So, back to last year. We sat on the sofa, soaking up the week and the year that was 2019. We talked about the trials, tribulations and challenges we each faced on our respective golf courses when our senior assistant superintendent Eric Sosnowski walked into the room.

Eric was promoted to senior assistant when his predecessor left for another opportunity last June. Thus, this was also Eric’s first time attending the Carolinas Show. I introduced Eric to Rodney and began to tell Rodney about Eric’s time with me.

Eric grew up in State College, Pennsylvania, and is a Penn State graduate with a four-year turf degree. I hired him straight out of college as an assistant-in-training. Our senior assistant at that time was involved in the interview process and approved of selecting Eric, but it quickly became apparent Eric didn’t live up to the expectations formed by our assistant.

Wanting to trust our assistant, I made the decision that Eric needed to spend time as a crew member, gaining valuable work experience as well as learning how to survive in that environment. Believe it or not, Eric took a demotion and a pay cut, and continued to come to work every day. I must say this is the only time in my career I have taken such a drastic step.

Eric outworked everybody on the team. He is like a racehorse with blinders. When given a task, he performs it to his fullest. He is not the biggest, fastest or strongest, but his effort will impress anyone. Sometimes this mindset is detrimental in his current role as it impacts the ability to delegate vs. just taking on the responsibility personally. We are working on that.

This period of demotion lasted about a year.

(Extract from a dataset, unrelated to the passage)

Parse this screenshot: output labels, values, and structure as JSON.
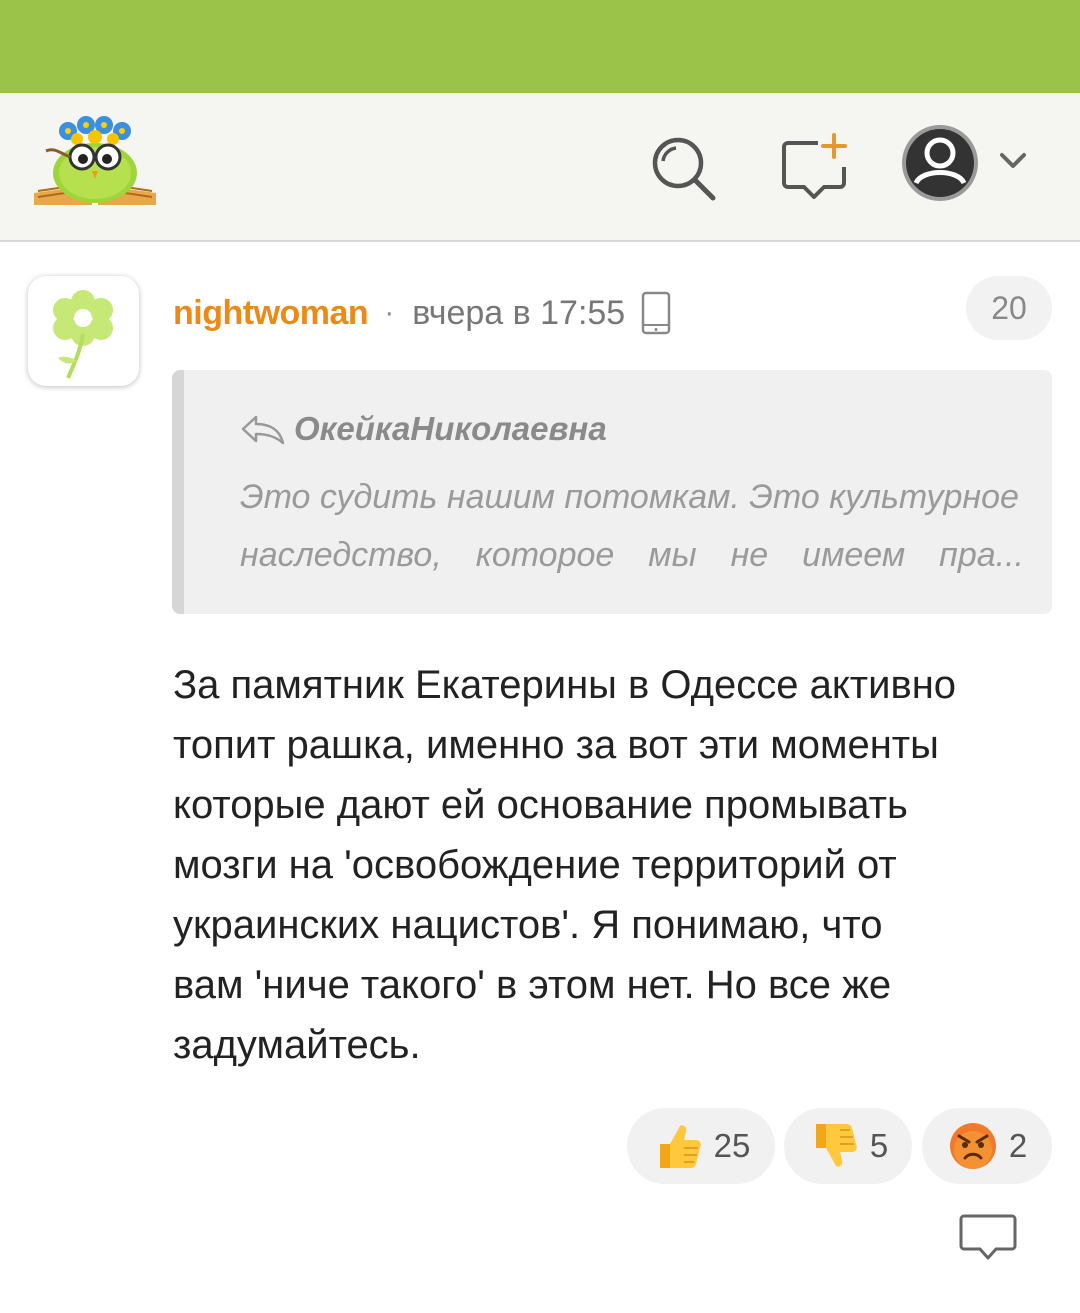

When the assistant departed, I promoted our then-second assistant to senior assistant, hired a new second assistant and asked Eric to resume the duties of AIT. After about 18 months, I replaced that second assistant with another new hire. Yes, Eric was passed over, but he was not deterred.

Within five months, the senior assistant left for a superintendent’s position, the second moved up to senior and Eric earned his overdue promotion to second assistant. Twenty months later, when the senior assistant departed for some South Florida life, I rewarded Eric for all his hard work, determination and loyalty with the coveted senior position.

As Rodney listened to this story with Eric sitting across the room, he turned to him and said, “you’ve got grit, young man,” and then turned to me to ask if I had read Angela Duckworth’s “Grit: The Power of Passion and Perseverance.” I am embarrassed to admit I still have not read it, Rodney, but I promise I will this offseason.

Grit is defined by Merriam-Webster as “firmness of mind or spirit: unyielding courage in the face of hardship or danger.” New Harbinger describes grit as “passion and perseverance for long-term and meaningful goals. It is the ability to persist in something you feel passionate about and persevere when you face obstacles.”

We hear stories every day about this new generation, and most of it is not favorable. Heck, over the past two seasons, I have made 16 hires — and not terminated one. Only two remain. Of the ones who left, only one provided a two-week notice.

But not all the ghosts were young, and if there is anything this world could use more of right now, it is grit. I know a 29-year-old who celebrated his seven-year work anniversary last month and has plenty to go around.

Matthew Wharton, CGCS, MG, is the superintendent at Carolina Golf Club in Charlotte, North Carolina and past president of the Carolinas GCSA. Follow him on Twitter @CGCGreenkeeper.